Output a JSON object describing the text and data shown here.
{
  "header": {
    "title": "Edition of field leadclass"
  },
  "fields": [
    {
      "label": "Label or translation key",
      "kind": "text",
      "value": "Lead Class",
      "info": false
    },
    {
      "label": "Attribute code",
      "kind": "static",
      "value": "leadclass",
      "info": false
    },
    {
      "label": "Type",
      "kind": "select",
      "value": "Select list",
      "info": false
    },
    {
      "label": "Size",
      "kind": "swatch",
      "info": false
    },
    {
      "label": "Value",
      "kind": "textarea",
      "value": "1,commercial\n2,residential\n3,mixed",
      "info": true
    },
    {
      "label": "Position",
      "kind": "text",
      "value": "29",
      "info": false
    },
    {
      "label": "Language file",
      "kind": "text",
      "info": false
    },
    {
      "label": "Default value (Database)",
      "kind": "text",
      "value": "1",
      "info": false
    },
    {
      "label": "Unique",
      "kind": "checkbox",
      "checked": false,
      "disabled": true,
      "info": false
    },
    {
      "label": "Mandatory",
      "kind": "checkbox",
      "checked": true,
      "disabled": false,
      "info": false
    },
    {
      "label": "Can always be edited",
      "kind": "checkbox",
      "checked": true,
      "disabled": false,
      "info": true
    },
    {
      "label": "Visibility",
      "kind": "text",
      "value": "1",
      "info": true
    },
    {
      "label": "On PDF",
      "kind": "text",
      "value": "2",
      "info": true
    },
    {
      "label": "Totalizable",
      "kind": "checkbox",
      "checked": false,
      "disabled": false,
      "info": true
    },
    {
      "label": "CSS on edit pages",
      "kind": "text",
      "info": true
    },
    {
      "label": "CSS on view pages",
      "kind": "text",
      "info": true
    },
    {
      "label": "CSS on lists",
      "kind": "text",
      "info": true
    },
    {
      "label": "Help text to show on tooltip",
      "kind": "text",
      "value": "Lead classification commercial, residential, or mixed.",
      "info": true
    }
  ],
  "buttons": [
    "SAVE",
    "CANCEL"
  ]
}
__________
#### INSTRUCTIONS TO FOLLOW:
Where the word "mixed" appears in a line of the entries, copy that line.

#### ANSWER TO THE EXERCISE:
      "value": "1,commercial\n2,residential\n3,mixed",
      "value": "Lead classification commercial, residential, or mixed.",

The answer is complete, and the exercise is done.